Amidst a global pandemic, Trent University faculty were able to connect, share environmental research and seek collaboration with scientists from across the globe through an International Institute for Environmental Studies (IIES) workshop, held over Zoom for the first time.
The science and policy workshop, which ran on January 22 and 23 with more than 140 registrants from various countries, offered a mixture of pre-recorded on-demand viewing and live sessions to accommodate various time zones.
“This unique year presented a great opportunity for us to figure out how to build our existing community, strengthen relationships and still offer an exciting program in a virtual setting,” said Julia Colley, IIES operations coordinator at Trent University. “Our workshop, which was shorter in length and spread out over two days, offered versatility and still managed to feel connected and intimate.”
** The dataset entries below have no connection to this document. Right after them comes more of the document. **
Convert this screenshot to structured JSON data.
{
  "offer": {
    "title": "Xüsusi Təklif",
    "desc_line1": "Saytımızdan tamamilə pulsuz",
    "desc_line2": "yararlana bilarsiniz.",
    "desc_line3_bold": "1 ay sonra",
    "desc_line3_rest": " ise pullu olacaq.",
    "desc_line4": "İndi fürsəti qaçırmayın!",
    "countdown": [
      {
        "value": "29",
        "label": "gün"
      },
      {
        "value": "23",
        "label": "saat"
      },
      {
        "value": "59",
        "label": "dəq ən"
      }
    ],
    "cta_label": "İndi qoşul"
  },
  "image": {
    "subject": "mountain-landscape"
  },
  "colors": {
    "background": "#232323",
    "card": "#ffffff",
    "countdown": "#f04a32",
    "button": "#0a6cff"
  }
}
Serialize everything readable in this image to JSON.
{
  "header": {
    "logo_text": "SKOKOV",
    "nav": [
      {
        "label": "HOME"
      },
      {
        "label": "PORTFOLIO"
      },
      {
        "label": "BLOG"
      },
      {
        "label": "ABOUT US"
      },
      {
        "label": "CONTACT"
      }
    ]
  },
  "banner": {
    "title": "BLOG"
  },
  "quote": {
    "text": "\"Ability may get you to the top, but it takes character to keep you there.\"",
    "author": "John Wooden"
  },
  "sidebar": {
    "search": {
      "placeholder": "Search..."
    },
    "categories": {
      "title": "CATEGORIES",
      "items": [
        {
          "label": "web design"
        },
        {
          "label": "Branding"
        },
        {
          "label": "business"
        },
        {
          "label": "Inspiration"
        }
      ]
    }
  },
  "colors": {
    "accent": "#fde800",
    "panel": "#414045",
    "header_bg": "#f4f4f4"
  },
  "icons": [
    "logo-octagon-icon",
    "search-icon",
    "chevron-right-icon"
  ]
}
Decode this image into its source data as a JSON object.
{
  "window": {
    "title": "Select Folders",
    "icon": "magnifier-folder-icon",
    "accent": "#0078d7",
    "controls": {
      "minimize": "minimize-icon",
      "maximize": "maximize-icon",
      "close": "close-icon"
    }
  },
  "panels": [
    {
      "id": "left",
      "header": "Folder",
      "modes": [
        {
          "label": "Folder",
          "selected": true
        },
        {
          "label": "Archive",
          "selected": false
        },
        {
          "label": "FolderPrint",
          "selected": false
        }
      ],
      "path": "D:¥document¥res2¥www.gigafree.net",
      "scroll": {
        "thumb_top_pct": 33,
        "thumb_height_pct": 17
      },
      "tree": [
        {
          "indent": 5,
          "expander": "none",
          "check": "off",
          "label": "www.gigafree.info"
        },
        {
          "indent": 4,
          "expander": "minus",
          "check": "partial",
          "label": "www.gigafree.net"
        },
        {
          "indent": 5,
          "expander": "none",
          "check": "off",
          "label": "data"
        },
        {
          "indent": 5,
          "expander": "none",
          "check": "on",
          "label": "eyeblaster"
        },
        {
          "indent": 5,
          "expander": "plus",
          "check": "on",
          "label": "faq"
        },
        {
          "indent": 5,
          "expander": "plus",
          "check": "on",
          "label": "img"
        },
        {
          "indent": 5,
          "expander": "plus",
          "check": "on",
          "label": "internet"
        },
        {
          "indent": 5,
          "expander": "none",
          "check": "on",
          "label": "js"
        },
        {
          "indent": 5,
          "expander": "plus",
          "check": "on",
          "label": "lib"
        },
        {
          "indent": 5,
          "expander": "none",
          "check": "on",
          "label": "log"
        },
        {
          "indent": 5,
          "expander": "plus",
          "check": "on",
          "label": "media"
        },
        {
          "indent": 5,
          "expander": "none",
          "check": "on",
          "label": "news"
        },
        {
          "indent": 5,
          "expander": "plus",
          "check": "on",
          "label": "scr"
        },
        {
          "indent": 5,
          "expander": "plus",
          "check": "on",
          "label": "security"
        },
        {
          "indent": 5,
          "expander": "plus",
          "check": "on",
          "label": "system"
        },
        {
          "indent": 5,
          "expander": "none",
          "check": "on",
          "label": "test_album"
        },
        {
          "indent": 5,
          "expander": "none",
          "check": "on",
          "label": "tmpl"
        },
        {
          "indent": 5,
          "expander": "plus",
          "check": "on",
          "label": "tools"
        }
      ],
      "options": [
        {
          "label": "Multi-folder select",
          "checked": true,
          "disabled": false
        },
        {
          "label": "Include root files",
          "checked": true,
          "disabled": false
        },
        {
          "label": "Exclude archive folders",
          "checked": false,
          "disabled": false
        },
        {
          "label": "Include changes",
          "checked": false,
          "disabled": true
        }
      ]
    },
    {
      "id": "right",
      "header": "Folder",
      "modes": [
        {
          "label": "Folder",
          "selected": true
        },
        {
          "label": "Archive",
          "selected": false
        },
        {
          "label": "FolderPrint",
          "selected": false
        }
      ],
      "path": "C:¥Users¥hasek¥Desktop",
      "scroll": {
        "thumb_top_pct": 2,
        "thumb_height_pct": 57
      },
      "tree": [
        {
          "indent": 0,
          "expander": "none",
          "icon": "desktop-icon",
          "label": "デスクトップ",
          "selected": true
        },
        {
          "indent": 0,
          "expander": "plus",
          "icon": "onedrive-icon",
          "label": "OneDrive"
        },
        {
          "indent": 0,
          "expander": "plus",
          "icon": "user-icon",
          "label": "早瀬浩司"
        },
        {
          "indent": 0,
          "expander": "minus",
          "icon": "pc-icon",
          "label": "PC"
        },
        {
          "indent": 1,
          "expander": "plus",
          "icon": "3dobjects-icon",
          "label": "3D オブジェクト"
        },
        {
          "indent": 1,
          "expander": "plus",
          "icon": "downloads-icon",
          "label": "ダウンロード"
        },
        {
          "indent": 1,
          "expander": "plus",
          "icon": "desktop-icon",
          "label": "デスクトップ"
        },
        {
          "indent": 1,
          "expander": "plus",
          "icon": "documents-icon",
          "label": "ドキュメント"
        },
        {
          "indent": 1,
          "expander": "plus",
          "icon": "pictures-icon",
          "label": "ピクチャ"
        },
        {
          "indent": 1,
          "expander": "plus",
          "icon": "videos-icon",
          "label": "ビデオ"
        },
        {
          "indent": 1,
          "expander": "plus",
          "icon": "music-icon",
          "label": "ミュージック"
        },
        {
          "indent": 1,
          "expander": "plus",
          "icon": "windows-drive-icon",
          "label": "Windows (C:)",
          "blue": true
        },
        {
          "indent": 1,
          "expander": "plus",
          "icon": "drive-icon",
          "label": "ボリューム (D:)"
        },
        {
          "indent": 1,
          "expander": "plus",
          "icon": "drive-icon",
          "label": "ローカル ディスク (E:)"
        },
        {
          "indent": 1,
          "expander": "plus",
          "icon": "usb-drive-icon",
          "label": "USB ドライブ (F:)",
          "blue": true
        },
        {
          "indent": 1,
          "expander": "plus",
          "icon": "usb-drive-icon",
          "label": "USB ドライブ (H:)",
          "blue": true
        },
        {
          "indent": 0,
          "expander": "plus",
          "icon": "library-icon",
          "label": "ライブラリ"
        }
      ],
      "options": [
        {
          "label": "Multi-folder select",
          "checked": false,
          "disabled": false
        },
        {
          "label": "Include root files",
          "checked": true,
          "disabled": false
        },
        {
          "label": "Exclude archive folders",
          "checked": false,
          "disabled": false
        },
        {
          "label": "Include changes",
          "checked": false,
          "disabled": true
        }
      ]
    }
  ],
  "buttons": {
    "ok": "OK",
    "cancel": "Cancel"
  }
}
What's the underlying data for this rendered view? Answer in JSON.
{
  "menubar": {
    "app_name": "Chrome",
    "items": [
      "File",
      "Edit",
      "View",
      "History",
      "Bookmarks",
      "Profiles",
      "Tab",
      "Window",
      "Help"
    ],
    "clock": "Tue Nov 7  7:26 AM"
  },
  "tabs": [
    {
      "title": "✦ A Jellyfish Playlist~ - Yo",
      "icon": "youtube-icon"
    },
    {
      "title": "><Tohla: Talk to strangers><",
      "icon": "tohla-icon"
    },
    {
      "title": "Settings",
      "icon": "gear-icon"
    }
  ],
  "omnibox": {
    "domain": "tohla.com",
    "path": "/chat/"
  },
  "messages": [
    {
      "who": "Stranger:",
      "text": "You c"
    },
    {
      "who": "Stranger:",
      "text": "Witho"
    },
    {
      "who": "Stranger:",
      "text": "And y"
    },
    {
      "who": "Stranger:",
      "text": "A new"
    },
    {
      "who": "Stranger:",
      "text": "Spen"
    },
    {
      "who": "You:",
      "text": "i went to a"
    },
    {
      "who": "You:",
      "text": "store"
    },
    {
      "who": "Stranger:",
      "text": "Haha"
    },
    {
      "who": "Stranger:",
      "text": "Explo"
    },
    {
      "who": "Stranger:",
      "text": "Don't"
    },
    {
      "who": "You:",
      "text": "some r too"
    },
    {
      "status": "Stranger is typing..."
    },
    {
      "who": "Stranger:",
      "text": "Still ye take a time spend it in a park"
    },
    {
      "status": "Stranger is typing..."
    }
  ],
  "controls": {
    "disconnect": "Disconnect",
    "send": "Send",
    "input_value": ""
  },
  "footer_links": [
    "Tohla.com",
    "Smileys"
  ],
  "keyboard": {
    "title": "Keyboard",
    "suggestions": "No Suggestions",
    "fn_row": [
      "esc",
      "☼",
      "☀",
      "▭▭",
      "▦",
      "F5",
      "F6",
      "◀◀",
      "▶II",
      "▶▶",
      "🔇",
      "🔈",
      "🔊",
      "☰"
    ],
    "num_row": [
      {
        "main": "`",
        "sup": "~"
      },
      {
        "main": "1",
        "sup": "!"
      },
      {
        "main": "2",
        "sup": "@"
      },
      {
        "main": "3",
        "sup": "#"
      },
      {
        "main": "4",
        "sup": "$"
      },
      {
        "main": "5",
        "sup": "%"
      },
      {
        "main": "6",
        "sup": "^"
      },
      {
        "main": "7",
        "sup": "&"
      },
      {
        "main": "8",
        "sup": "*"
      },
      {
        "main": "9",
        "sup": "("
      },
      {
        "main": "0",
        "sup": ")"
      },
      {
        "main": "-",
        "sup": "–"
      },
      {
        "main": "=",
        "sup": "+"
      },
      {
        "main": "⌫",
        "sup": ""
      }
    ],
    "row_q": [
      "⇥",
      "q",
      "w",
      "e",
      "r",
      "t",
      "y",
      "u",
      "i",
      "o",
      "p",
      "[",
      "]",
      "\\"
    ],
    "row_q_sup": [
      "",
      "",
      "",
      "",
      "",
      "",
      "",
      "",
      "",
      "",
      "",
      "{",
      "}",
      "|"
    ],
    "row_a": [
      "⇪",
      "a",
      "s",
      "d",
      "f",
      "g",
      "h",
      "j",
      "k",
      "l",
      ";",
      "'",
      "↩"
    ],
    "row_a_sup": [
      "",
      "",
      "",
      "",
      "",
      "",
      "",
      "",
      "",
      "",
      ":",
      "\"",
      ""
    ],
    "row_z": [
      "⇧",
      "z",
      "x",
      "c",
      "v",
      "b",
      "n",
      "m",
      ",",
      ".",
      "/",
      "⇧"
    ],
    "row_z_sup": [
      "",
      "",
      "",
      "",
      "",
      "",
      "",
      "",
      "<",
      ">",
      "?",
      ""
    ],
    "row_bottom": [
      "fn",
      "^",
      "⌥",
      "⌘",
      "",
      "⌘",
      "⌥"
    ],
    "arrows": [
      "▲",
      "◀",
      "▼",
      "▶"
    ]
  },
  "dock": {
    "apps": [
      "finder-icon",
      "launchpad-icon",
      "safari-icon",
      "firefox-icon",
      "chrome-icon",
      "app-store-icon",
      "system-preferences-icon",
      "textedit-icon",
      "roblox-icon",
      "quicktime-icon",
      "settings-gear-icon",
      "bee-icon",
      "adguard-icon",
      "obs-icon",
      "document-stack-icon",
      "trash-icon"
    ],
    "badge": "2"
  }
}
Trent University and Nanjing University in China are founding members of the IIES, which has 21 member institutions with leading programs in environmental science, engineering and policy.
Dr. Cathy Bruce, acting vice-president of Research and Innovation at Trent University, delivered opening remarks to the workshop participants from various institutions, including University College London and National Taiwan University.
Trent’s research session focused on a cross-disciplinary approach to addressing social and ecological crises with presentations from three School of the Environment faculty members: Dr. Stephanie Rutherford, Dr. Michael Classens and Dr. Stephen Hill.
Grad students benefit from international team projects
Based on the success of the workshop, the IIES is now planning for its Graduate Student Forum to go virtual for the first time. The forum on March 18 and 19 will provide a mix of online/offline activities and offer students the chance to share research with an international audience and gain professional development in effective communication.
Participants will work in international teams on an environmental challenge from a selection of topics in three categories: Environmental Chemistry, Environmental Engineering, and Environmental Sciences and Policy.
“The objective of the team projects is to foster connections among grad students from around the world so each team will comprise students from different universities and countries,” Ms. Colley adds. “The intent is that students will bring their various expertise and backgrounds together to discuss the challenge question and to develop a response that will be presented live during the forum.”
Students can also participate in a live workshop that helps build effective communication skills.
“Effective communication is an important skill to have in any field,” Ms. Colley said. “Grad students, particularly students who are presenting science-heavy material, can benefit from building their communication skills to reach a wider, more diverse audience.”